Picks and Pans Review: The Doomsday Gun
updated 07/25/1994 AT 01:00 AM EDT
•originally published 07/25/1994 AT 01:00 AM EDT
There's just one problem with thrillers about international intrigue. It's often hard to make them thrilling. That's certainly the case in this well-made but uninvolving cable film. It is the true tale of Gerald Bull (Frank Langella), a Canadian scientist hired by the Iraqi Army to build the most powerful artillery piece in history. A renegade CIA agent (Kevin Spacey) and an Israeli spy (Alan Arkin) are out to stop him, while U.S. and British officials quietly encourage him to continue helping Saddam Hussein.
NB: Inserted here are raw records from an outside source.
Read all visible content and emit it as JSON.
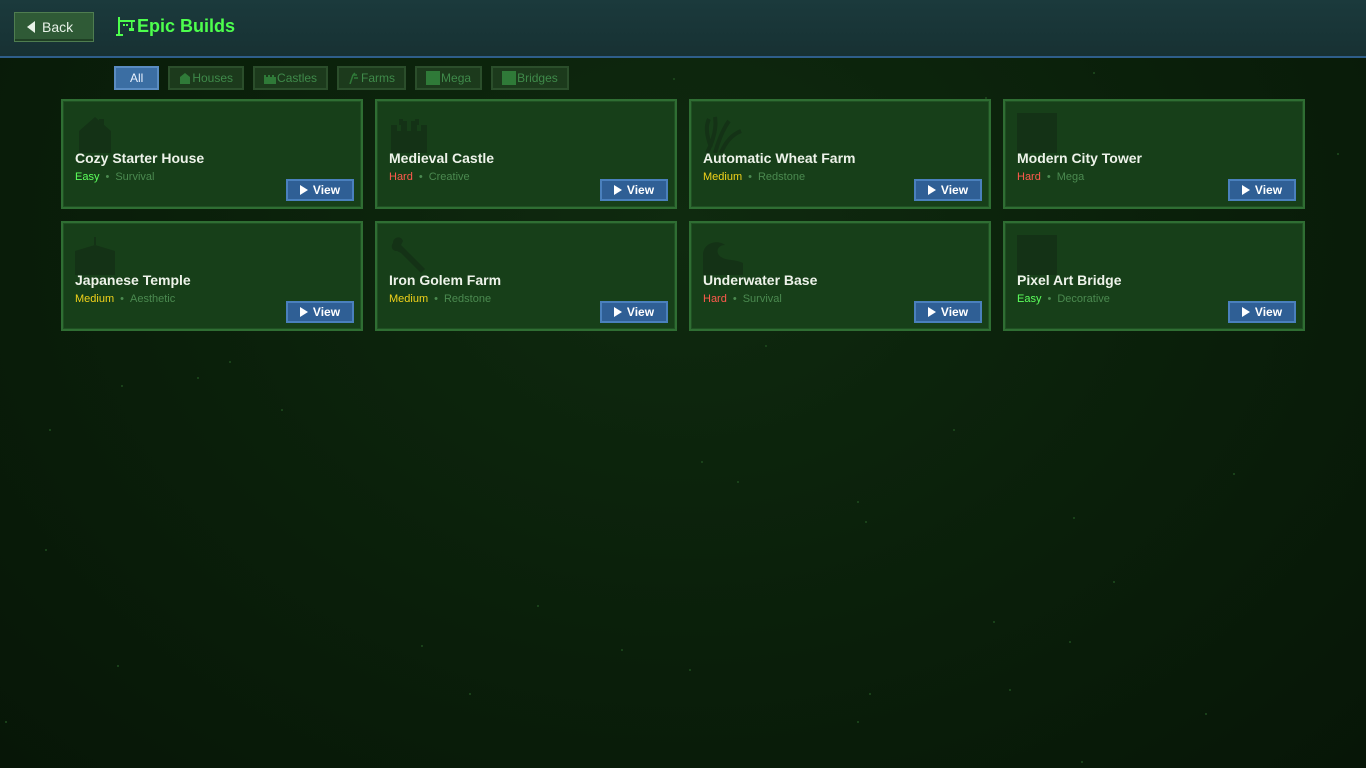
{
  "header": {
    "back_label": "Back",
    "title": "Epic Builds"
  },
  "filters": [
    {
      "label": "All",
      "icon": "",
      "active": true
    },
    {
      "label": "Houses",
      "icon": "house-icon"
    },
    {
      "label": "Castles",
      "icon": "castle-icon"
    },
    {
      "label": "Farms",
      "icon": "wheat-icon"
    },
    {
      "label": "Mega",
      "icon": "block-icon"
    },
    {
      "label": "Bridges",
      "icon": "block-icon"
    }
  ],
  "builds": [
    {
      "name": "Cozy Starter House",
      "difficulty": "Easy",
      "category": "Survival",
      "thumb": "house-icon",
      "view_label": "View"
    },
    {
      "name": "Medieval Castle",
      "difficulty": "Hard",
      "category": "Creative",
      "thumb": "castle-icon",
      "view_label": "View"
    },
    {
      "name": "Automatic Wheat Farm",
      "difficulty": "Medium",
      "category": "Redstone",
      "thumb": "wheat-icon",
      "view_label": "View"
    },
    {
      "name": "Modern City Tower",
      "difficulty": "Hard",
      "category": "Mega",
      "thumb": "tower-block-icon",
      "view_label": "View"
    },
    {
      "name": "Japanese Temple",
      "difficulty": "Medium",
      "category": "Aesthetic",
      "thumb": "temple-icon",
      "view_label": "View"
    },
    {
      "name": "Iron Golem Farm",
      "difficulty": "Medium",
      "category": "Redstone",
      "thumb": "wrench-icon",
      "view_label": "View"
    },
    {
      "name": "Underwater Base",
      "difficulty": "Hard",
      "category": "Survival",
      "thumb": "wave-icon",
      "view_label": "View"
    },
    {
      "name": "Pixel Art Bridge",
      "difficulty": "Easy",
      "category": "Decorative",
      "thumb": "bridge-block-icon",
      "view_label": "View"
    }
  ],
  "colors": {
    "title_green": "#4dff4d",
    "easy": "#5cff5c",
    "medium": "#f1d21a",
    "hard": "#ff5a4d",
    "view_blue": "#2f5f95"
  }
}
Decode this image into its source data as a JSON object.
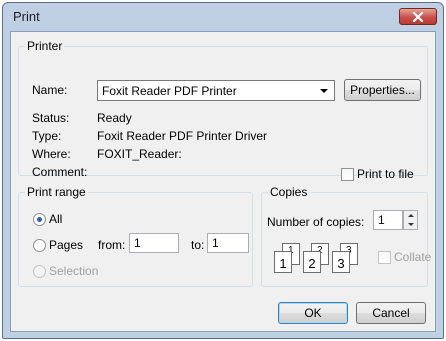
{
  "window": {
    "title": "Print"
  },
  "printer": {
    "group_label": "Printer",
    "name_label": "Name:",
    "name_value": "Foxit Reader PDF Printer",
    "properties_label": "Properties...",
    "status_label": "Status:",
    "status_value": "Ready",
    "type_label": "Type:",
    "type_value": "Foxit Reader PDF Printer Driver",
    "where_label": "Where:",
    "where_value": "FOXIT_Reader:",
    "comment_label": "Comment:",
    "print_to_file_label": "Print to file",
    "print_to_file_checked": false
  },
  "print_range": {
    "group_label": "Print range",
    "all_label": "All",
    "pages_label": "Pages",
    "from_label": "from:",
    "from_value": "1",
    "to_label": "to:",
    "to_value": "1",
    "selection_label": "Selection",
    "selected": "All"
  },
  "copies": {
    "group_label": "Copies",
    "number_label": "Number of copies:",
    "number_value": "1",
    "collate_label": "Collate",
    "collate_checked": false,
    "pages": [
      "1",
      "2",
      "3"
    ]
  },
  "buttons": {
    "ok": "OK",
    "cancel": "Cancel"
  },
  "icons": {
    "close": "close-icon",
    "spin_up": "arrow-up-icon",
    "spin_down": "arrow-down-icon"
  },
  "colors": {
    "close_button": "#c75050",
    "frame": "#bfcfe4",
    "client": "#f0f0f0"
  }
}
The story is fascinating. The acting, particularly that of Spacey and Langella, is compelling. However, the entire film is nothing but one scene after another of characters standing in rooms talking to each other. Sometimes they're happy. Sometimes they're angry. But they're always explaining everything they do before they do it. This makes The Doomsday Gun a literate movie, but also one of those films where reading the script would probably be more entertaining than watching it acted.